Commonalities in politics

It may not look like it on the surface but US politics looked alot like Canadian politics last night.

First, you have a tired looking governing party with increasingly desperate tactics that ended up losing (similar to the ‘new’ Tory government).

Second, you have the Democrats as the US version of the Canadian Conservatives (wait a minute I’m not talking ideology here). The Democrats have candidates ranging all over the ideological map from staunchly centrist to Stockwell Dayish fringes on the left. I heard there are about 20 different positions, for example, on Iraq among the Dems from increasing troops and strengthening the US position to full withdrawal tomorrow. However, this was minimized during the election. There were very few ‘scary’ slip ups (to the left).

Third, ultimately, the electorate in Canada and the US seem to sense when it’s time for a change. The American economy is very strong right now – unemployment is 4.4% and job creation has been very strong.
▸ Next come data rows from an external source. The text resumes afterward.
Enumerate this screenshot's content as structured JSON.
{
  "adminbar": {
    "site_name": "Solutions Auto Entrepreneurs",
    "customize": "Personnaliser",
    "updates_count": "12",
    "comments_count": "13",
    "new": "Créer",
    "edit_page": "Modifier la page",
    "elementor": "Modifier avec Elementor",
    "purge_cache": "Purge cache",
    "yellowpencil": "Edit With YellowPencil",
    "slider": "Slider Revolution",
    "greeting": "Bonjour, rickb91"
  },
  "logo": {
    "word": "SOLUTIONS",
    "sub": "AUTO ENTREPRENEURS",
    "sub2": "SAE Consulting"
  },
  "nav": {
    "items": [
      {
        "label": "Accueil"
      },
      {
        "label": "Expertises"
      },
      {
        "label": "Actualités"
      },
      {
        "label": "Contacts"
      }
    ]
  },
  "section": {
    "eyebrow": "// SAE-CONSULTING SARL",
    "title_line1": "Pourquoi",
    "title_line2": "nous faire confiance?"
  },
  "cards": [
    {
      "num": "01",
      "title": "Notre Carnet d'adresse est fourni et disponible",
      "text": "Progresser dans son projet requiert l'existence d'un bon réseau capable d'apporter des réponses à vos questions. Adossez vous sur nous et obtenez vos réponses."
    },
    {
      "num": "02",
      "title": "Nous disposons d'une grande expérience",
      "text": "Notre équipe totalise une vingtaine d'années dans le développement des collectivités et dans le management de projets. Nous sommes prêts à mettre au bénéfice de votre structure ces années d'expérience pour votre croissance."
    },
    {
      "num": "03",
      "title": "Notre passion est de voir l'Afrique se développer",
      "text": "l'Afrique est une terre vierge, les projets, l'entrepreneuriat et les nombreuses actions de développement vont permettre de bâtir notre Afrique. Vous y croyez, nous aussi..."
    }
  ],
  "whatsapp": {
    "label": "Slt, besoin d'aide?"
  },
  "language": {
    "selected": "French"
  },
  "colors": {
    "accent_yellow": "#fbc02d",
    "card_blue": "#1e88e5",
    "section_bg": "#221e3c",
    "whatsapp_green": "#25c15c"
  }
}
The stock market has been increasing for almost two years and everyone always says that Americans vote with their pocketbooks. Well, it seems last night they did not vote with their pocketbooks. A good majority of them were just ready for change.

I, unlike 92% of Canadians, still kind of like old George W. as I have pointed out elsewhere. However, it looks like change is probably on the agenda south of the border whether he likes it or not.